▸ **YOUR INSTRUCTIONS**:
Tally the lines of the data below that contain the string "MultiPhase". Give the tally and nothing else.

START PROVIDED RECORDS

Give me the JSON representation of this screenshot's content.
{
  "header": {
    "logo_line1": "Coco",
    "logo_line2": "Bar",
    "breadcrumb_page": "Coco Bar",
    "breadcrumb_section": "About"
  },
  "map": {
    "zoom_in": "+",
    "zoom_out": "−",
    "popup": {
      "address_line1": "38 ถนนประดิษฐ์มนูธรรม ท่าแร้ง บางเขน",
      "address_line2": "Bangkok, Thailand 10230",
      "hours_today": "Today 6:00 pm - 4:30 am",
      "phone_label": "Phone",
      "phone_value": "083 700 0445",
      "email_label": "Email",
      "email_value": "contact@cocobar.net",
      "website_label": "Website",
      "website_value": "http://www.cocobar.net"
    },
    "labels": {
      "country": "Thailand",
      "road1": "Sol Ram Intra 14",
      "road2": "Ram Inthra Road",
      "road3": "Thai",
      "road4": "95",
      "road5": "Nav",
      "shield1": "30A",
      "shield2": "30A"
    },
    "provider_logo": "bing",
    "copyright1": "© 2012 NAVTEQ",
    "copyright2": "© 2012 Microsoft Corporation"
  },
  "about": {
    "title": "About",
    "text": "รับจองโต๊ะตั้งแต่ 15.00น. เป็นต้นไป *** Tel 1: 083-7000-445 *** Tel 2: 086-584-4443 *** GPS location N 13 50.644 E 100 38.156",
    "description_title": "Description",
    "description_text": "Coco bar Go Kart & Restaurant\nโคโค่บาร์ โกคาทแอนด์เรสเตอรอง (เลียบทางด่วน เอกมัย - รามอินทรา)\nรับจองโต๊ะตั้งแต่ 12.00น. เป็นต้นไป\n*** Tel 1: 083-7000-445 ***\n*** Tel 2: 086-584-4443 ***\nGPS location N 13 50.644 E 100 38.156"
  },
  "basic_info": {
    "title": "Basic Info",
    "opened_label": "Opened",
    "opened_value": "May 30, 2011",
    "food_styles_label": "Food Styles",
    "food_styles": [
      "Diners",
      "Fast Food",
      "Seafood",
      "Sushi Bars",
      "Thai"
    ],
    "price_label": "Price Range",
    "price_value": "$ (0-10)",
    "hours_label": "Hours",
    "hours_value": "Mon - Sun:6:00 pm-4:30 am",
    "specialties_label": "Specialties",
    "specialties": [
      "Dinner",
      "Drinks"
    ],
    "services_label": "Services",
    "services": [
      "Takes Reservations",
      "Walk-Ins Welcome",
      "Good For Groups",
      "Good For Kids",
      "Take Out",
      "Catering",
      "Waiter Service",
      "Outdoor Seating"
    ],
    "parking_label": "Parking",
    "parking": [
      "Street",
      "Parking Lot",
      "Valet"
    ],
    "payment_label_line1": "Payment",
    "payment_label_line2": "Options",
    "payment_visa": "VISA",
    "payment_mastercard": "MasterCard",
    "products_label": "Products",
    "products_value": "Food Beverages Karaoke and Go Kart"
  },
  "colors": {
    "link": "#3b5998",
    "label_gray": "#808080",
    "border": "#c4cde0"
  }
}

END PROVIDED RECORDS
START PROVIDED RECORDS

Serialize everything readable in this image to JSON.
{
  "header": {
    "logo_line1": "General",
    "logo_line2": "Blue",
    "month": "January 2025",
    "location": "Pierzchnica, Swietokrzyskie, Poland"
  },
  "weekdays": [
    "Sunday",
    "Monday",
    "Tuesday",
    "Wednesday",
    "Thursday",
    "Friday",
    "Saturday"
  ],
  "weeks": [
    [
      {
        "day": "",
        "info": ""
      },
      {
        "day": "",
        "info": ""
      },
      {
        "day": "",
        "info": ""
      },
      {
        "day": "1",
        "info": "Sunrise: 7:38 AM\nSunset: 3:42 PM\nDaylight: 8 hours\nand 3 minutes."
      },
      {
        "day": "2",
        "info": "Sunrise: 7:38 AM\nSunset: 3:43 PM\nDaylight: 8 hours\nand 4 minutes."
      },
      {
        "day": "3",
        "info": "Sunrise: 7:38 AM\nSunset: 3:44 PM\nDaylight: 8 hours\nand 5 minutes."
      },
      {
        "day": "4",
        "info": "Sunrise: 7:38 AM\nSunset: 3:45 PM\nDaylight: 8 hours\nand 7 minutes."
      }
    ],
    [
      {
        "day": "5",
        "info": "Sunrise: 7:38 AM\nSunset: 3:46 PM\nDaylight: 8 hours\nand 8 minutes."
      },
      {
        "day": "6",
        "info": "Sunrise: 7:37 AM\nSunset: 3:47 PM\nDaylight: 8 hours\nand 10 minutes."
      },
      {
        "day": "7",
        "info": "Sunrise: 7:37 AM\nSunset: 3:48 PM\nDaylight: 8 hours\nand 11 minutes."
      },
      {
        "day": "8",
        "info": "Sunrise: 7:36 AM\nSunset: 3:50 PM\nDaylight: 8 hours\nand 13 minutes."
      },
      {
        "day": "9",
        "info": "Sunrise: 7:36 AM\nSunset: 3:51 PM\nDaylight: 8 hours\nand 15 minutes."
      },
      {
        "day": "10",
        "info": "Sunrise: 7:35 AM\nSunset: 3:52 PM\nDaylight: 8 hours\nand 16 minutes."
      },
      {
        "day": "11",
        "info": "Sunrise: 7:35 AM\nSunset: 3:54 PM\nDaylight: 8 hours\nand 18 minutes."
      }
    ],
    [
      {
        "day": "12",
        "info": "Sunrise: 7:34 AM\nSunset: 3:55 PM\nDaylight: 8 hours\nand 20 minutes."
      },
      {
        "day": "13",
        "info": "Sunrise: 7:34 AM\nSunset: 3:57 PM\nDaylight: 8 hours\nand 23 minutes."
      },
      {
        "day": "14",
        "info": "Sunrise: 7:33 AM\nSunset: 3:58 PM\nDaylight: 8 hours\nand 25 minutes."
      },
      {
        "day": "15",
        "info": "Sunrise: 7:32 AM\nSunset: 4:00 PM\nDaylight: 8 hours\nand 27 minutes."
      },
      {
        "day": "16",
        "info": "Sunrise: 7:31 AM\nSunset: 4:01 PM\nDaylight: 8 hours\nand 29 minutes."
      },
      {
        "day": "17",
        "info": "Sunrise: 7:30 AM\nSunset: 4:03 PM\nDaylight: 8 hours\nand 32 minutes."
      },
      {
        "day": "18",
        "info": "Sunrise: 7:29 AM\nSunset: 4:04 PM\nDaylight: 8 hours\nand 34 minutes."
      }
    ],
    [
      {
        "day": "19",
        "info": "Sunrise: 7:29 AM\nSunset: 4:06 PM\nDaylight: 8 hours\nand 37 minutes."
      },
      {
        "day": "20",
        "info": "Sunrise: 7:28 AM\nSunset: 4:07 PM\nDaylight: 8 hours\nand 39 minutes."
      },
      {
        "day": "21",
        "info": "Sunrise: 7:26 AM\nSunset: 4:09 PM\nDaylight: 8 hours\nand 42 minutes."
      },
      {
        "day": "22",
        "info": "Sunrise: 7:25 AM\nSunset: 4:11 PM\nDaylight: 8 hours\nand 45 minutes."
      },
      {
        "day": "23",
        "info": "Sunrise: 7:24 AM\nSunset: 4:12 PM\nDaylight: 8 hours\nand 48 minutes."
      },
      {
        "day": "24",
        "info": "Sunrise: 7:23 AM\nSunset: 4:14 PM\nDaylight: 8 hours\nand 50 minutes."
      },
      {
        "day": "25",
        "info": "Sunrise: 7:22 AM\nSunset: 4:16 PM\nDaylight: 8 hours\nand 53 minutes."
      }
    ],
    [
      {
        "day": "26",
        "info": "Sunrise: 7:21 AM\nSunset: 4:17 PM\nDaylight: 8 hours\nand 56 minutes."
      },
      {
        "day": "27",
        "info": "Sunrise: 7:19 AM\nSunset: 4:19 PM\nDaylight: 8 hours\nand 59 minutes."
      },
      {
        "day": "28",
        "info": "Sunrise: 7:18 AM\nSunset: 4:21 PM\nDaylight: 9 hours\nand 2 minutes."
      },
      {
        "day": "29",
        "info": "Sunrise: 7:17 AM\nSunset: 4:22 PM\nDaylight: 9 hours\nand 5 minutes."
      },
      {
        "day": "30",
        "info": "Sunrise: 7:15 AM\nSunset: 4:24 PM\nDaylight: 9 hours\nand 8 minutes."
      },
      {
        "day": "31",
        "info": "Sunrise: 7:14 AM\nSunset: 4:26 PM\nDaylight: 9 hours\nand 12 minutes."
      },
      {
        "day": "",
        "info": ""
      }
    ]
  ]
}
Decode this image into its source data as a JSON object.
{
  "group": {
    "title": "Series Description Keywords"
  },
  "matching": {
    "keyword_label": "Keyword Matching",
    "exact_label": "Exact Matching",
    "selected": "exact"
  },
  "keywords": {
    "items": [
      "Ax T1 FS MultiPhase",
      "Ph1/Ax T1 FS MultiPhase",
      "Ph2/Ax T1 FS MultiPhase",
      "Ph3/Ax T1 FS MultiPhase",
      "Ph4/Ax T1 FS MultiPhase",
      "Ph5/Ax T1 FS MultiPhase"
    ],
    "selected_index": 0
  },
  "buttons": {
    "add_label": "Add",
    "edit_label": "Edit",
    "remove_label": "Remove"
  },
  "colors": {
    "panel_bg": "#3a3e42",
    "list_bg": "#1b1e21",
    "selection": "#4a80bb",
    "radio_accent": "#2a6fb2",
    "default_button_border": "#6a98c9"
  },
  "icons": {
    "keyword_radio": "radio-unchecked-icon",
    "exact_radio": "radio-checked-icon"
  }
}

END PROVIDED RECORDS

▸ **RESPONSE TO THIS EXERCISE**:
6